Stored dataset items
↓↓↓
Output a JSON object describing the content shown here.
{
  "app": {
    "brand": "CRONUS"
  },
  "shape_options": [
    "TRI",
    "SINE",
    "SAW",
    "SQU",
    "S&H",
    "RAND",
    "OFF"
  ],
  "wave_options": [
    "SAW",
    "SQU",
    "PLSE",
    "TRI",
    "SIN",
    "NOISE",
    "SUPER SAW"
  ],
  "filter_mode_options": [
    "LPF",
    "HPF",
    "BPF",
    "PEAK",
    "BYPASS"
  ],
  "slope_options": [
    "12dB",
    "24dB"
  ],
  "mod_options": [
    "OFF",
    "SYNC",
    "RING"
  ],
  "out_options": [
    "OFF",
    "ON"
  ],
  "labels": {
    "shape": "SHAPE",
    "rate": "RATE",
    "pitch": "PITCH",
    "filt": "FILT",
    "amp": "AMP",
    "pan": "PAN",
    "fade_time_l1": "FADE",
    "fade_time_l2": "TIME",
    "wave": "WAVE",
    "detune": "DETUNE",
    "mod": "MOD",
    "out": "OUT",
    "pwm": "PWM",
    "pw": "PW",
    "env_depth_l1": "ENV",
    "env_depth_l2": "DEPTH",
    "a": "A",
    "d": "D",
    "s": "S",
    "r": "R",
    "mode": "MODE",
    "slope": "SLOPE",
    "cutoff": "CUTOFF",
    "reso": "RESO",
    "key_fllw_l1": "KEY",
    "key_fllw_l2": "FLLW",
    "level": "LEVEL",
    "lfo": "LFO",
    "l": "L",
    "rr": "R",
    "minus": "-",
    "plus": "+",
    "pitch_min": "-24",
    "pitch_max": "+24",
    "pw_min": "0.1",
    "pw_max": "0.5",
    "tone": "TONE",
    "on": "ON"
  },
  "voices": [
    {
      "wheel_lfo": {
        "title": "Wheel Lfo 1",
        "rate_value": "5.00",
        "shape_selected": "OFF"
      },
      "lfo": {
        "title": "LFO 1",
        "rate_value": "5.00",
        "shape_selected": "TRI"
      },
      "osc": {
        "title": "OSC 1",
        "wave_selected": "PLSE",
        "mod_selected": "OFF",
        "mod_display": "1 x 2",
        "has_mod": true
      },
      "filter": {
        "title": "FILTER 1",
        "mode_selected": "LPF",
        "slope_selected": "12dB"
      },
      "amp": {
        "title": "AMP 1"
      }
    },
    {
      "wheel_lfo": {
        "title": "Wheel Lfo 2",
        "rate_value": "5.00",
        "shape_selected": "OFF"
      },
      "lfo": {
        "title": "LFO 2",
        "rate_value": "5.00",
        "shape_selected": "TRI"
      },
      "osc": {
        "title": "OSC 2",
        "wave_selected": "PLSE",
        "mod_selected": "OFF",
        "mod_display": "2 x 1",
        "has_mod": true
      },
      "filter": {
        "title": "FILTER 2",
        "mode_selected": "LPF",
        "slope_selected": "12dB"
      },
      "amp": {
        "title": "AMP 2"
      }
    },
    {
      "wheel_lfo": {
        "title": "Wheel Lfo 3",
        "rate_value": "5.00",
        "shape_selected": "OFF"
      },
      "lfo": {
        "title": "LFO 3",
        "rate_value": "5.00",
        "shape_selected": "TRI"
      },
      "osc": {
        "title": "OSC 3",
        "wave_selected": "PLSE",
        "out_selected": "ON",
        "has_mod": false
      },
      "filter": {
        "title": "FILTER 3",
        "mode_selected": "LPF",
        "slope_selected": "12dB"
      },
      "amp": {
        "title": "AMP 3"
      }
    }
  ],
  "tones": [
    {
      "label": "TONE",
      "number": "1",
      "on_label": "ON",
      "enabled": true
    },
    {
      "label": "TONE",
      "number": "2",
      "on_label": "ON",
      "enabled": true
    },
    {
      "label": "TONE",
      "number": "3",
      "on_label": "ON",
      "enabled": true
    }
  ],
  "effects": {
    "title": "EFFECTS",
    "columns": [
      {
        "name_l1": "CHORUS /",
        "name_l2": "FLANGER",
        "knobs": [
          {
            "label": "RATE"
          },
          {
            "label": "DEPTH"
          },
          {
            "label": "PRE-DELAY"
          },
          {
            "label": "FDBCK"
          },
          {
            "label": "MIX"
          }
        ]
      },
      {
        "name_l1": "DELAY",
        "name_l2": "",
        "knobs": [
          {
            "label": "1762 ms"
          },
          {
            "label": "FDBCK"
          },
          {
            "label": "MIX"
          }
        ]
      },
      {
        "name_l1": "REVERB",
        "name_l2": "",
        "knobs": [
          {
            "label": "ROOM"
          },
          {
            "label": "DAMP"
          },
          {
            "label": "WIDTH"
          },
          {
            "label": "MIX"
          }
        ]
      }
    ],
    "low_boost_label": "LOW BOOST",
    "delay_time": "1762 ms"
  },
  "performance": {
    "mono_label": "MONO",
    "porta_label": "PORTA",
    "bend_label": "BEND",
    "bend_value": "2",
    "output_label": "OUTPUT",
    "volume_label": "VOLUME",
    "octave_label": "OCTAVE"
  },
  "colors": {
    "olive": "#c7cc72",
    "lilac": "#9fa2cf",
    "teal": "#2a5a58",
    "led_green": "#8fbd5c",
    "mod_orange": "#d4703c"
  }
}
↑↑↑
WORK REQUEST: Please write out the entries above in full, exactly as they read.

TASK RESPONSE:
Output a JSON object describing the content shown here.
{
  "app": {
    "brand": "CRONUS"
  },
  "shape_options": [
    "TRI",
    "SINE",
    "SAW",
    "SQU",
    "S&H",
    "RAND",
    "OFF"
  ],
  "wave_options": [
    "SAW",
    "SQU",
    "PLSE",
    "TRI",
    "SIN",
    "NOISE",
    "SUPER SAW"
  ],
  "filter_mode_options": [
    "LPF",
    "HPF",
    "BPF",
    "PEAK",
    "BYPASS"
  ],
  "slope_options": [
    "12dB",
    "24dB"
  ],
  "mod_options": [
    "OFF",
    "SYNC",
    "RING"
  ],
  "out_options": [
    "OFF",
    "ON"
  ],
  "labels": {
    "shape": "SHAPE",
    "rate": "RATE",
    "pitch": "PITCH",
    "filt": "FILT",
    "amp": "AMP",
    "pan": "PAN",
    "fade_time_l1": "FADE",
    "fade_time_l2": "TIME",
    "wave": "WAVE",
    "detune": "DETUNE",
    "mod": "MOD",
    "out": "OUT",
    "pwm": "PWM",
    "pw": "PW",
    "env_depth_l1": "ENV",
    "env_depth_l2": "DEPTH",
    "a": "A",
    "d": "D",
    "s": "S",
    "r": "R",
    "mode": "MODE",
    "slope": "SLOPE",
    "cutoff": "CUTOFF",
    "reso": "RESO",
    "key_fllw_l1": "KEY",
    "key_fllw_l2": "FLLW",
    "level": "LEVEL",
    "lfo": "LFO",
    "l": "L",
    "rr": "R",
    "minus": "-",
    "plus": "+",
    "pitch_min": "-24",
    "pitch_max": "+24",
    "pw_min": "0.1",
    "pw_max": "0.5",
    "tone": "TONE",
    "on": "ON"
  },
  "voices": [
    {
      "wheel_lfo": {
        "title": "Wheel Lfo 1",
        "rate_value": "5.00",
        "shape_selected": "OFF"
      },
      "lfo": {
        "title": "LFO 1",
        "rate_value": "5.00",
        "shape_selected": "TRI"
      },
      "osc": {
        "title": "OSC 1",
        "wave_selected": "PLSE",
        "mod_selected": "OFF",
        "mod_display": "1 x 2",
        "has_mod": true
      },
      "filter": {
        "title": "FILTER 1",
        "mode_selected": "LPF",
        "slope_selected": "12dB"
      },
      "amp": {
        "title": "AMP 1"
      }
    },
    {
      "wheel_lfo": {
        "title": "Wheel Lfo 2",
        "rate_value": "5.00",
        "shape_selected": "OFF"
      },
      "lfo": {
        "title": "LFO 2",
        "rate_value": "5.00",
        "shape_selected": "TRI"
      },
      "osc": {
        "title": "OSC 2",
        "wave_selected": "PLSE",
        "mod_selected": "OFF",
        "mod_display": "2 x 1",
        "has_mod": true
      },
      "filter": {
        "title": "FILTER 2",
        "mode_selected": "LPF",
        "slope_selected": "12dB"
      },
      "amp": {
        "title": "AMP 2"
      }
    },
    {
      "wheel_lfo": {
        "title": "Wheel Lfo 3",
        "rate_value": "5.00",
        "shape_selected": "OFF"
      },
      "lfo": {
        "title": "LFO 3",
        "rate_value": "5.00",
        "shape_selected": "TRI"
      },
      "osc": {
        "title": "OSC 3",
        "wave_selected": "PLSE",
        "out_selected": "ON",
        "has_mod": false
      },
      "filter": {
        "title": "FILTER 3",
        "mode_selected": "LPF",
        "slope_selected": "12dB"
      },
      "amp": {
        "title": "AMP 3"
      }
    }
  ],
  "tones": [
    {
      "label": "TONE",
      "number": "1",
      "on_label": "ON",
      "enabled": true
    },
    {
      "label": "TONE",
      "number": "2",
      "on_label": "ON",
      "enabled": true
    },
    {
      "label": "TONE",
      "number": "3",
      "on_label": "ON",
      "enabled": true
    }
  ],
  "effects": {
    "title": "EFFECTS",
    "columns": [
      {
        "name_l1": "CHORUS /",
        "name_l2": "FLANGER",
        "knobs": [
          {
            "label": "RATE"
          },
          {
            "label": "DEPTH"
          },
          {
            "label": "PRE-DELAY"
          },
          {
            "label": "FDBCK"
          },
          {
            "label": "MIX"
          }
        ]
      },
      {
        "name_l1": "DELAY",
        "name_l2": "",
        "knobs": [
          {
            "label": "1762 ms"
          },
          {
            "label": "FDBCK"
          },
          {
            "label": "MIX"
          }
        ]
      },
      {
        "name_l1": "REVERB",
        "name_l2": "",
        "knobs": [
          {
            "label": "ROOM"
          },
          {
            "label": "DAMP"
          },
          {
            "label": "WIDTH"
          },
          {
            "label": "MIX"
          }
        ]
      }
    ],
    "low_boost_label": "LOW BOOST",
    "delay_time": "1762 ms"
  },
  "performance": {
    "mono_label": "MONO",
    "porta_label": "PORTA",
    "bend_label": "BEND",
    "bend_value": "2",
    "output_label": "OUTPUT",
    "volume_label": "VOLUME",
    "octave_label": "OCTAVE"
  },
  "colors": {
    "olive": "#c7cc72",
    "lilac": "#9fa2cf",
    "teal": "#2a5a58",
    "led_green": "#8fbd5c",
    "mod_orange": "#d4703c"
  }
}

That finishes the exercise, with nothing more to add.